This was my first time using this material in my illustration work, and I had very little confidence when approaching the face construction. It felt impossible at first; I was just squashing the clay into the hollow gap I'd left and hoping it would somehow shape into an adorable character. I was unsure if I'd be able to achieve a realistic style, or whether I should deliberately simplify her features. I attempted the former with a picture of a girl's profile silhoette as reference.
[Girl's profile silhoette by Darren Whittingham]
This basic picture really helped with shaping. I added clay to the top of the head and managed to mould the nose and chin (quite well for a first try I think!) I tried to do this quickly-I thought if I spent too much time messing around with the face shape I might spoil it and frustrate myself trying to make it perfect.
She was ready for the oven! I baked the figure at roughly 100 degrees c for 30 minutes. It was hard to find information on whether it was safe to bake mod roc, so I kept rushing to the oven nervously to check it hadn't cracked, but thankfully it came out fine! And the plasticine was solid and ready to paint.
The colour of the plasticine seemed a bit too dark for how I wanted the complexion, so I mixed a paler colour from acrylic paint for her head and shoulders.
The hardest part was tentatively painting the features of the face. I kept having to wipe off the paint and going over it again, but I'm pleased with how she looked at the end of the day.

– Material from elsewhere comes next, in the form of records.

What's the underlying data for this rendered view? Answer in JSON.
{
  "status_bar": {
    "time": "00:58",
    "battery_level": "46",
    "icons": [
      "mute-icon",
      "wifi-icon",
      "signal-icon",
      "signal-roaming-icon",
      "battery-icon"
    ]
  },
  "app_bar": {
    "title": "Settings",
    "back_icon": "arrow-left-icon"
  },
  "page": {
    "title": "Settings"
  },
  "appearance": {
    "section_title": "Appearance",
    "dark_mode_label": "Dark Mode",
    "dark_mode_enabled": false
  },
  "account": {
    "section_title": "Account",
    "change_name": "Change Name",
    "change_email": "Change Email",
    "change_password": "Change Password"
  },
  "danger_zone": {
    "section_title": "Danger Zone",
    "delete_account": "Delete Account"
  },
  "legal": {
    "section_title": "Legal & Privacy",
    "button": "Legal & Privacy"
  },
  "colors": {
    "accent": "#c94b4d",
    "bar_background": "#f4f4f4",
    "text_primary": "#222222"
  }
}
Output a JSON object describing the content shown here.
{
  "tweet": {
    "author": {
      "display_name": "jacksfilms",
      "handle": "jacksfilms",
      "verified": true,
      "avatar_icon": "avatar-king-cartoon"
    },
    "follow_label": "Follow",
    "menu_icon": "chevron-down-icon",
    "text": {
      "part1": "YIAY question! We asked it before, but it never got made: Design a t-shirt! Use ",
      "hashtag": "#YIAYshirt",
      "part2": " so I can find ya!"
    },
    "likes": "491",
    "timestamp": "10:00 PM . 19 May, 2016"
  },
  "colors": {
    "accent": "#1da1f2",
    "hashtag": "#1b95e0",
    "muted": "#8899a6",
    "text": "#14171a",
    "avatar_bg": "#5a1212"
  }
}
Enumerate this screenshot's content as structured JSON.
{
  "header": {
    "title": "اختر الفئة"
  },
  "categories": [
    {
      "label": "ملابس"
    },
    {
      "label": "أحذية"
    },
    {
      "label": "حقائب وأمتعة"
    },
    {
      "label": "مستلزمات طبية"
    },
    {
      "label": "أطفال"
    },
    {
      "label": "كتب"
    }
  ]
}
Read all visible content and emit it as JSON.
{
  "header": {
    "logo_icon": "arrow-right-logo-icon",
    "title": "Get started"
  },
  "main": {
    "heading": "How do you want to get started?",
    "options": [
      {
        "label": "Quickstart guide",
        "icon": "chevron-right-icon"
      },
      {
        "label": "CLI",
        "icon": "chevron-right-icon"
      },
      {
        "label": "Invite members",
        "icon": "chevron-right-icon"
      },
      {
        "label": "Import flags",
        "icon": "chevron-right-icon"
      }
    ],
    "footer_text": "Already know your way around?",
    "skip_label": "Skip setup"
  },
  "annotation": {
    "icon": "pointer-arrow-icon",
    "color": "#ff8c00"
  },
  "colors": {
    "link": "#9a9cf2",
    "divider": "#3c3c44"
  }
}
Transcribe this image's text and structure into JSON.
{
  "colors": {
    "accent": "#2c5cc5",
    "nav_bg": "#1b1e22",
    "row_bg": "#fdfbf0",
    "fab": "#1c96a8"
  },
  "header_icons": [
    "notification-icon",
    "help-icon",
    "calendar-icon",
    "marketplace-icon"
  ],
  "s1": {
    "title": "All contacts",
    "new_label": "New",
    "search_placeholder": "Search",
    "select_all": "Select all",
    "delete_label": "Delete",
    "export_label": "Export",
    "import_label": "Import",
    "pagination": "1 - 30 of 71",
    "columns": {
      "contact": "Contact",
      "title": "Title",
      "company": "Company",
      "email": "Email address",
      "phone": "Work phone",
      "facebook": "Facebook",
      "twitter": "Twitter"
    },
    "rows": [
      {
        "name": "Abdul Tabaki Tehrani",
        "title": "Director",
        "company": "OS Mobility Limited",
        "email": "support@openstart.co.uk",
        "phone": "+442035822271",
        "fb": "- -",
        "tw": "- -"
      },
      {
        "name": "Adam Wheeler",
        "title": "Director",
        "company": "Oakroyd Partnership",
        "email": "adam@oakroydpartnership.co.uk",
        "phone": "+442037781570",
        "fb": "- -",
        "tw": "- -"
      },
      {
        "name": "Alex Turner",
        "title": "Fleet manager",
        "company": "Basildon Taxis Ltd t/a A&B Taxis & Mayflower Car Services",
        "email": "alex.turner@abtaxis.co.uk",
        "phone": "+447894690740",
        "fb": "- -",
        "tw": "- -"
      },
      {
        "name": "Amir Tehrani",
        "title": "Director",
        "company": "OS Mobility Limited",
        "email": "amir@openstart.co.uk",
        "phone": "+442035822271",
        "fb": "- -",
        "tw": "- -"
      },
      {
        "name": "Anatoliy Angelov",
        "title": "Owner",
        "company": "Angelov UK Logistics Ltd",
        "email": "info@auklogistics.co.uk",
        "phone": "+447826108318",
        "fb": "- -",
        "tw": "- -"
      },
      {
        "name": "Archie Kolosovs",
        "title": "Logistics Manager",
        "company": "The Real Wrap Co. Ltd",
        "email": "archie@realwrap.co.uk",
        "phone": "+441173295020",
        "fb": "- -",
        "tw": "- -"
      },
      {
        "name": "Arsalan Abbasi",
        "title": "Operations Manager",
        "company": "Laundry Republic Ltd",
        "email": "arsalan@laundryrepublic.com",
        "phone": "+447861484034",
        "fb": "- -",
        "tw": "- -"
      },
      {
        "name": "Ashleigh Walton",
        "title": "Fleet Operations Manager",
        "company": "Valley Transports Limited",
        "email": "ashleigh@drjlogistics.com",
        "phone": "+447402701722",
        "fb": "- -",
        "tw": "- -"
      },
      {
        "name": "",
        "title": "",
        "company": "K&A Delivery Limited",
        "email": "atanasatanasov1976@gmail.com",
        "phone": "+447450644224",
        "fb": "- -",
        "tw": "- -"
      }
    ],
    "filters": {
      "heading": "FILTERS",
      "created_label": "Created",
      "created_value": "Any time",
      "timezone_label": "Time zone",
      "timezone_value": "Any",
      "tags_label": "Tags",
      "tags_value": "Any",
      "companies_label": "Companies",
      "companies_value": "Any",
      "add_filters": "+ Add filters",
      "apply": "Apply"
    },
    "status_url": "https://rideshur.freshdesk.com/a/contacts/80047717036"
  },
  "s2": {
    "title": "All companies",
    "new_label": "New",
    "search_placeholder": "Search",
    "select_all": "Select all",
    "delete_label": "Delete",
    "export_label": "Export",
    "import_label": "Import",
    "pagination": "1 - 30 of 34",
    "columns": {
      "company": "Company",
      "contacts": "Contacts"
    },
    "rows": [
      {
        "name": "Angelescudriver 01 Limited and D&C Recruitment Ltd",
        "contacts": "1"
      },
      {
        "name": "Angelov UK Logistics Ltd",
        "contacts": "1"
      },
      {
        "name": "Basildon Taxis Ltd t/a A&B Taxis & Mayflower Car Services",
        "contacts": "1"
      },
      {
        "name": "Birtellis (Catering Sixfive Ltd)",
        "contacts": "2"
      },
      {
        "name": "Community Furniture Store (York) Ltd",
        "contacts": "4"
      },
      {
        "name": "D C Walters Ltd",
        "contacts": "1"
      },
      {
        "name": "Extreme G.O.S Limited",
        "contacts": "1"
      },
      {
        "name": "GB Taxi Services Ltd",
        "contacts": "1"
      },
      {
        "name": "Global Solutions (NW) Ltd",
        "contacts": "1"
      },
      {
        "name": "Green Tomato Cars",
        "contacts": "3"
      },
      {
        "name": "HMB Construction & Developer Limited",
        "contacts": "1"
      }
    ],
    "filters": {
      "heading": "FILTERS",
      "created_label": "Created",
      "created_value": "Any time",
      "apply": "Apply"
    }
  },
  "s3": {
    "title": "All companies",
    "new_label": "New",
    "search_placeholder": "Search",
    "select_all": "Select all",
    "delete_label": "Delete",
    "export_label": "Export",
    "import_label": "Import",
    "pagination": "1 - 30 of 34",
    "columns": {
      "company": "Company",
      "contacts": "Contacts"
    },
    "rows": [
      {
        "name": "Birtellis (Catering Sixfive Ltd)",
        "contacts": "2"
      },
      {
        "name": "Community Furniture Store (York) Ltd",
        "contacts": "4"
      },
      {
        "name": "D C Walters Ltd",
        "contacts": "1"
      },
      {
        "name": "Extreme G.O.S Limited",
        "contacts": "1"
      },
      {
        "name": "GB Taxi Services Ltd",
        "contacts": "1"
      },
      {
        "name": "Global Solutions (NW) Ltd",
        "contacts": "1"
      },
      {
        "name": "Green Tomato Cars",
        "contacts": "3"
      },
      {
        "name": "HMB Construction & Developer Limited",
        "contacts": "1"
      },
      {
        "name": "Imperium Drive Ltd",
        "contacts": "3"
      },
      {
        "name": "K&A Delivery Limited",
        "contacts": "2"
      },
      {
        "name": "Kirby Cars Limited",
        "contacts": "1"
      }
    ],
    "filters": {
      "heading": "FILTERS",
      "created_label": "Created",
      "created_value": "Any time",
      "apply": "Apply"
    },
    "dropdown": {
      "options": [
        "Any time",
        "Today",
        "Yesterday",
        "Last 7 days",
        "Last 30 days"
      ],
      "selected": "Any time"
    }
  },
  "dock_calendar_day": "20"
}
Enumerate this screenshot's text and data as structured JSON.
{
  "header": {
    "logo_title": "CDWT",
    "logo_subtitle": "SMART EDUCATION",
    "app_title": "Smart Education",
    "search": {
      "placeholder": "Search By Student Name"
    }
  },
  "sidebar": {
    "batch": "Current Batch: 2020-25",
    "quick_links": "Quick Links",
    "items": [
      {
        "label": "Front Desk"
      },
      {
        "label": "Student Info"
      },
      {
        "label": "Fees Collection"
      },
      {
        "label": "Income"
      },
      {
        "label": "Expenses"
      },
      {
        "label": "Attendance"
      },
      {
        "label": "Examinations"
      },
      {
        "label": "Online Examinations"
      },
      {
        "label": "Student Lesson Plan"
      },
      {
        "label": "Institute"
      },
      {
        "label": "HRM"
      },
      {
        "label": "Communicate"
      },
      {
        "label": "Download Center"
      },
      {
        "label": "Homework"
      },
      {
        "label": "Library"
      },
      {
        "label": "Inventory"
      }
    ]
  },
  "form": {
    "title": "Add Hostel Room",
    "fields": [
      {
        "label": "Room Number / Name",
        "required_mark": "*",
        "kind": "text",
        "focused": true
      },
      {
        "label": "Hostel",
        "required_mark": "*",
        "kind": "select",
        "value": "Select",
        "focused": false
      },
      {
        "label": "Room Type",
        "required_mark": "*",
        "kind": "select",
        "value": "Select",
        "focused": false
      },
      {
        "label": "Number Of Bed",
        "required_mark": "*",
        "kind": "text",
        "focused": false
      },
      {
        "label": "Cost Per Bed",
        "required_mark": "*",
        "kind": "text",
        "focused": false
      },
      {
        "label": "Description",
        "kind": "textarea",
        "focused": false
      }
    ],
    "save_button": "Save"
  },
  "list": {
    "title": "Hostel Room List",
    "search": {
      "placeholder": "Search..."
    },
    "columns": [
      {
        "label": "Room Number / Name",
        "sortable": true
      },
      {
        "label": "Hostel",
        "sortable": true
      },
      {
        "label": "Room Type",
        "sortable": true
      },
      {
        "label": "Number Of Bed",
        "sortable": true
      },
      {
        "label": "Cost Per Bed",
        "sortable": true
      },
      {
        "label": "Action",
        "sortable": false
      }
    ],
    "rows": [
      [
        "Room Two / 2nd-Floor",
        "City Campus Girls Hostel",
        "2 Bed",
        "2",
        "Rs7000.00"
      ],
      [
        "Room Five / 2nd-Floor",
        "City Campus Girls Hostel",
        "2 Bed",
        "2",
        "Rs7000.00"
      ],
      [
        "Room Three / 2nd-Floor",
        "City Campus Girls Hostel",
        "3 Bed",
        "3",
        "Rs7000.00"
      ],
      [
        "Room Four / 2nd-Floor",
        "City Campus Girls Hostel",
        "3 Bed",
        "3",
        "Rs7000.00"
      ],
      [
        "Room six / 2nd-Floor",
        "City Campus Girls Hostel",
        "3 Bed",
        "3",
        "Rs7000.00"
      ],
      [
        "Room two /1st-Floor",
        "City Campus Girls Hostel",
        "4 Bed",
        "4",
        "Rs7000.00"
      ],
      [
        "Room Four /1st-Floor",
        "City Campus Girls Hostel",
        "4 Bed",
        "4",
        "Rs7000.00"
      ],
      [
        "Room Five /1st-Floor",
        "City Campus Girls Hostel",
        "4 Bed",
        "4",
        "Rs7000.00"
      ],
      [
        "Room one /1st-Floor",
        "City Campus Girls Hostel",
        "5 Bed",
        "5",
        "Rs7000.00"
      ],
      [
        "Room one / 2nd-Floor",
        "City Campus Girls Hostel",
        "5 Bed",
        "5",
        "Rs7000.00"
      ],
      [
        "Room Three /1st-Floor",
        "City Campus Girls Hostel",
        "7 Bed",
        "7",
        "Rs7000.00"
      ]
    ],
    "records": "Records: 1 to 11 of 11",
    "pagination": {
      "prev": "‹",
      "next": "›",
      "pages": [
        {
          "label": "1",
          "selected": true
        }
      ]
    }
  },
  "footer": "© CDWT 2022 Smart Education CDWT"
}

Once she has arms and hands to hold her basket full of grandma goodies, I'll be almost ready!